Getting the most out of your board – the Managing Think Tanks series

16 April 2013
SERIES Think tank’s governance and management 18 items

Most think tanks around the world have a board of trustees or directors that oversee the think tank’s functions and performance. The board can be a very valuable asset, and yet, problems abound within them. This is due to factors such as ill-defined roles, an ineffective use of its members’ talents, and the president (or Executive Director)’s shortcomings in working creatively with the board in order to get the most out of it.

This week’s Managing Think Tanks chapter deals with the structure and potential contributions of the board of directors – a chapter that presidents or executive directors of think tanks would do well to read, as it outlines methods that they can use to work more effectively with the board. Their main objective should be to get the board to spend its time advising on key issues for the development of the institution.

There can be two kinds of boards in think tanks: a management board and the board of directors. The management board is in charge of mostly day-to-day activities, and the board of directors is more involved in strategy and has ultimate fiduciary responsibility. While this is the standard model, there are variations influenced by the political, economic and social context that influenced the think tank’s origins. This chapter deals with the standard model.

Board functions are usually outlined in national law that governs nonprofit organisations. They are basically two: maintaining accountability, and safeguarding the public trust. Regarding the former, boards have to ensure that the organisation’s resources are properly spent. As to the latter, they must guarantee that think tanks are contributing to the public good (since they are awarded legal and tax advantages for being nonprofit institutions).

However, common board problems stem from board members undertaking functions beyond what they should, resulting in an inefficient use of time. Such problems are:

  1. Time spent on the trivial. Items of trivial scope or importance receive disproportionate attention.
  2. Short-term bias. The board concentrates on day-to-day items that could be handled by the staff rather than issues that may have much greater consequences for the organization.
  3. Reactive stance. The board responds to staff initiatives and information rather than asserts leadership (e.g., indicating topics for the meeting’s agenda).
  4. Reviewing, rehashing, redoing. The board spends too much time reviewing what staff has already done; this should be a management function.
  5. Leaky accountability. Board members “go around” the president to assign tasks to staff members, making it hard to hold the president responsible for results.
  6. Diffuse authority. The specific responsibilities of the president and board are not well defined, frustrating accountability.

In order to prevent these problems, a good starting point is to put together a clear statement of the organisation’s mission. When the board accepts it, indicators that measure the think tank’s performance should be added – for instance, conduct of policy research at a high professional standard. Once the board has been convinced that its role is to work on the big-picture issues of the think tank’s mission, the next step is for presidents and board members to clearly know their management responsibilities.

Adoption of a clearly articulated mission statement with corresponding indicators of accomplishment and Executive Limitations helps focus the board’s work on strategic issues.

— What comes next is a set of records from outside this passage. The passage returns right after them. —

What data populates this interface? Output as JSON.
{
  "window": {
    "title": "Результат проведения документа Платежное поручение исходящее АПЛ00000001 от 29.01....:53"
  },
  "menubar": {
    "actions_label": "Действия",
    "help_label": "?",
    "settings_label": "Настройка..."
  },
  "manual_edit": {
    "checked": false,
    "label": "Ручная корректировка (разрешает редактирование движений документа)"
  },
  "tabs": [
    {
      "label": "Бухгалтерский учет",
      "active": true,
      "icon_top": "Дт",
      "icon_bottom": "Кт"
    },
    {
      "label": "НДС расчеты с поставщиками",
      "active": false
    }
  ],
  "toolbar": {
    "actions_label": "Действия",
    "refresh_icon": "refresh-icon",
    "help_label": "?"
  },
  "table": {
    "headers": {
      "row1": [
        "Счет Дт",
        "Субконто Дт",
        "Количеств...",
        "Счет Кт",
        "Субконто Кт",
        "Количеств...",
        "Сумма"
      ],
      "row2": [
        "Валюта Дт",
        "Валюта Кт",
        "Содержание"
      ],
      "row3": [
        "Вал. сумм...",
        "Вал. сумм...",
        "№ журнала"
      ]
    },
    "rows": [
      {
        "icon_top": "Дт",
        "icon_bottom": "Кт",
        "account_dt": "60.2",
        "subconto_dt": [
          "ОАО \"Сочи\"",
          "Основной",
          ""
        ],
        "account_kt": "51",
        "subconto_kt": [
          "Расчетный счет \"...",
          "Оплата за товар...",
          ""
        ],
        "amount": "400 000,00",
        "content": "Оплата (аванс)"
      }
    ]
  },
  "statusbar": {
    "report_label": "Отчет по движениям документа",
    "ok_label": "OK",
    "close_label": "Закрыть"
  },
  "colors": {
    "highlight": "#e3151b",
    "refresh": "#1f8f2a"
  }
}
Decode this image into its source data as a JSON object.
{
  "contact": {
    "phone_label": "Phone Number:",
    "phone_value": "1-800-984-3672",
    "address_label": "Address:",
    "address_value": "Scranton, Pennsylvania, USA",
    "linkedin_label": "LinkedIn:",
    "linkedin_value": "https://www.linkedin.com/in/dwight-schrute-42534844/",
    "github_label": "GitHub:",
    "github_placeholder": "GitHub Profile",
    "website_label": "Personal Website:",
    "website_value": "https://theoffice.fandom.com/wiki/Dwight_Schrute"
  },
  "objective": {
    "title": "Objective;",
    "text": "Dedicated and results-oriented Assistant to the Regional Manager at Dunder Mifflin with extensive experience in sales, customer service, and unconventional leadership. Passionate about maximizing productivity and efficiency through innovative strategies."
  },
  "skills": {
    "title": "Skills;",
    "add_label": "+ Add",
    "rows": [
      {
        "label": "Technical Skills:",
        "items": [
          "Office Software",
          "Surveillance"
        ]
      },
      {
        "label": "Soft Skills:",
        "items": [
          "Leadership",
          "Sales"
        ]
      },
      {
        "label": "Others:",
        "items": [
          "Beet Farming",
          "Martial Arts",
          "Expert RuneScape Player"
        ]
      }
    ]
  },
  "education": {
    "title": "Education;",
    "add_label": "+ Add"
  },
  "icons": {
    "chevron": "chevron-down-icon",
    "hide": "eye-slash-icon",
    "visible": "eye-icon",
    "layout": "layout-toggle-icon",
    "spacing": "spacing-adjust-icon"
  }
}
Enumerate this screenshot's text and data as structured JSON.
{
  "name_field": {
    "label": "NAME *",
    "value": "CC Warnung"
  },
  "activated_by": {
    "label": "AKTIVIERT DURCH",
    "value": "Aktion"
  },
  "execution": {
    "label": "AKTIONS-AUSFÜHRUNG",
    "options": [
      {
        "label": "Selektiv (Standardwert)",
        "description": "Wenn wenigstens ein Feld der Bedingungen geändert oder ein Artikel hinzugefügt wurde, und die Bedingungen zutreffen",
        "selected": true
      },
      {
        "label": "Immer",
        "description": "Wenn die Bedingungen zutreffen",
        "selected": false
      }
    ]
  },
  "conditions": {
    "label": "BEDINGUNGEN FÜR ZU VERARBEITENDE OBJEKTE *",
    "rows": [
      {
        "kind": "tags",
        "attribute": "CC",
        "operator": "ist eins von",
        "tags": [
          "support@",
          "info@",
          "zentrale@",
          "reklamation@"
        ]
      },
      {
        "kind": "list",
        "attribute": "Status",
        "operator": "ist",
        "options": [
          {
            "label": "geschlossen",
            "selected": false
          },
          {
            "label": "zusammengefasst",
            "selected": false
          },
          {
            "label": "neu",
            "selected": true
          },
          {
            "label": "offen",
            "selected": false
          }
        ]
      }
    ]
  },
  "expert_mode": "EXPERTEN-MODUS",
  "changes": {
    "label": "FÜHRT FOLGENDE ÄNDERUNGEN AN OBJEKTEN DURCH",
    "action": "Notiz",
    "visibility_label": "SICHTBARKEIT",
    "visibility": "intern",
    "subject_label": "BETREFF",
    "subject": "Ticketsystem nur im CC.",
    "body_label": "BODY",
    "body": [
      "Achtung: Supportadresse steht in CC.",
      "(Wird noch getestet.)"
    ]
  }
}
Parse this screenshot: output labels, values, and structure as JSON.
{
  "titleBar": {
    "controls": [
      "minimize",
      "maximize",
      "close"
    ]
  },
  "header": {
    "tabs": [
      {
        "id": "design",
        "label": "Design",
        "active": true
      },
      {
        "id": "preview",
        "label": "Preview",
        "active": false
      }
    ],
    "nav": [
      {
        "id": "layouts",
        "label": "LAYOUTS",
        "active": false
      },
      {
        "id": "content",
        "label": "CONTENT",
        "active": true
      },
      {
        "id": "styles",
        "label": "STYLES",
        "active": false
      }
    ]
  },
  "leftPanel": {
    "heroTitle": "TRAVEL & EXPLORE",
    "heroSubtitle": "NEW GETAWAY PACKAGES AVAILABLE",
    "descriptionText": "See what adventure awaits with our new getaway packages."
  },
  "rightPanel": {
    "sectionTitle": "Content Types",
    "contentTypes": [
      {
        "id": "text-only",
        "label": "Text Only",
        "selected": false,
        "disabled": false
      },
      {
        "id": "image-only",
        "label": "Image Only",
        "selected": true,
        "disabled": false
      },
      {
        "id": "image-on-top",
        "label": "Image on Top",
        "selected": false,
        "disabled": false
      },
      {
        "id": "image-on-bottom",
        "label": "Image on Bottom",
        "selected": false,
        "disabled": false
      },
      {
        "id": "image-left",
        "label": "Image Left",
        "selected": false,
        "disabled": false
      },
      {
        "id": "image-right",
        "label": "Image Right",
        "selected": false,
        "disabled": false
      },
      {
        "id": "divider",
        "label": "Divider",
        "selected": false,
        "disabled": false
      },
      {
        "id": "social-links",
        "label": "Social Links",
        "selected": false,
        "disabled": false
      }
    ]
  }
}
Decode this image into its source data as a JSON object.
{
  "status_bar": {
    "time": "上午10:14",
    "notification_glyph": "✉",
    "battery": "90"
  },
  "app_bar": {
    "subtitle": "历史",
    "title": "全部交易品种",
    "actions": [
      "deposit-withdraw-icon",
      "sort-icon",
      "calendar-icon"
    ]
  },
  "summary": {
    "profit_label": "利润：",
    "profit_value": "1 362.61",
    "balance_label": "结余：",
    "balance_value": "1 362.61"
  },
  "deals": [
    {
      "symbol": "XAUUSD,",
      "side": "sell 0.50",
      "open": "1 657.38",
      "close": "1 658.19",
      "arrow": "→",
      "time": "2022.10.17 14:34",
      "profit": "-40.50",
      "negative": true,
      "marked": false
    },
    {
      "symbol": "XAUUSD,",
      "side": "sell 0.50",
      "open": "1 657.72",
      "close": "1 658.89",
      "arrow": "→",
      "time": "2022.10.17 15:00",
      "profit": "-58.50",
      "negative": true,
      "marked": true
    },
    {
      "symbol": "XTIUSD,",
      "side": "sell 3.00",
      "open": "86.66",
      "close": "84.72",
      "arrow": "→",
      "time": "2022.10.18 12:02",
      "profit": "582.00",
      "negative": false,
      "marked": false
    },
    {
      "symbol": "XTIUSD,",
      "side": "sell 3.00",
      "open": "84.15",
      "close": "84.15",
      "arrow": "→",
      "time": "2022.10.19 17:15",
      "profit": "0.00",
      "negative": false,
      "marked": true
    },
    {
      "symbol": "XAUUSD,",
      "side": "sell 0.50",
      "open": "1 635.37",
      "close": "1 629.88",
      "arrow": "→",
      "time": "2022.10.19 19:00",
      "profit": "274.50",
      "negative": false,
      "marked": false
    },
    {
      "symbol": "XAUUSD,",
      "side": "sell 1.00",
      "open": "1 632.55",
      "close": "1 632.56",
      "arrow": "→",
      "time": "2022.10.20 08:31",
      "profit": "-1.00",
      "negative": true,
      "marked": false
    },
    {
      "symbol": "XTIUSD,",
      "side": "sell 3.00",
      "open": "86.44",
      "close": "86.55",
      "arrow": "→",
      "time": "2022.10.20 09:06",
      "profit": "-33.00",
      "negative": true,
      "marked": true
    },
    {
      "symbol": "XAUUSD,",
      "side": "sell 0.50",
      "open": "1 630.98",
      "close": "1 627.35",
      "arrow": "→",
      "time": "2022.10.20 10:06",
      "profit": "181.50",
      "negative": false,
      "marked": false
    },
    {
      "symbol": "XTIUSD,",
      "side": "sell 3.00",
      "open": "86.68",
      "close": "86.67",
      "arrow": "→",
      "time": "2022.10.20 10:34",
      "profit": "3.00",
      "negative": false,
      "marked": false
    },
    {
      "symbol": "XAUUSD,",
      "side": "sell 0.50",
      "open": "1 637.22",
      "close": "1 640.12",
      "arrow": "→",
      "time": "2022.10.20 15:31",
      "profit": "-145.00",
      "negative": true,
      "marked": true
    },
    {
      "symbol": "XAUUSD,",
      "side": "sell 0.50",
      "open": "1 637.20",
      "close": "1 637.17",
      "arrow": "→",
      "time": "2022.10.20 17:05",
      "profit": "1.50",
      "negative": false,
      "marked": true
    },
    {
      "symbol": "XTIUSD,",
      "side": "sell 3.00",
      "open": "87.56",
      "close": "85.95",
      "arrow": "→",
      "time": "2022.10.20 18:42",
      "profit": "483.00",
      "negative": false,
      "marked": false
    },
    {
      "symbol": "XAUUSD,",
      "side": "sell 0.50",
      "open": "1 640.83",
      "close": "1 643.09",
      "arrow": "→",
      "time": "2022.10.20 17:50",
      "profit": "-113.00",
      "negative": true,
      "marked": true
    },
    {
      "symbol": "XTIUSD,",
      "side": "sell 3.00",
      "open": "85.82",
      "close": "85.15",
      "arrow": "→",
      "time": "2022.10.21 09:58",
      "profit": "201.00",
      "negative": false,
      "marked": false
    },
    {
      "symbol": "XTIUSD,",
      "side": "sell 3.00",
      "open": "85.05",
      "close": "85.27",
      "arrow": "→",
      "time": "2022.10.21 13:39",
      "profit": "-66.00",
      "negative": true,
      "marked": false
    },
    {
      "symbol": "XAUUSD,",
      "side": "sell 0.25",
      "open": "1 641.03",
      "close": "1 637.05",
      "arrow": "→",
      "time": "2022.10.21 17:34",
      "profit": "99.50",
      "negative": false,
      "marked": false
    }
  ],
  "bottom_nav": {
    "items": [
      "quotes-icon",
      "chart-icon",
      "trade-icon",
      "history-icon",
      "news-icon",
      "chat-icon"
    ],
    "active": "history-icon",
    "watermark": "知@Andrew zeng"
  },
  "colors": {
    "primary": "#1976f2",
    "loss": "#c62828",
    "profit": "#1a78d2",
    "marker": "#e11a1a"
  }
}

Meetings can also be made more efficient by setting the agenda and distributing materials to board members in advance. The chapter provides examples of typical agendas for board meetings and typical materials distributed.

Also, it is also more and more common for think tanks (and corporations) to have smaller boards with fewer committees. This way, more work is done by the full board and there can be more open discussion and exchange. They can also better use their time during meetings, the frequency of which is recommended to be two times a year for well-established organisations, and quarterly meetings for younger institutions.

Having appropriate board members is also important for its efficiency: Each candidate for board membership should be an experienced professional with a strong reputation for integrity, creativity, and thoughtfulness. Beyond this, at least some members should have substantial experience in public policy development, social science research and evaluation, and corporate finance. It is also important to include someone with a background in working with the media or other form of communications.

And finally, a series of guides are available in order to help the boards conduct self-assessments.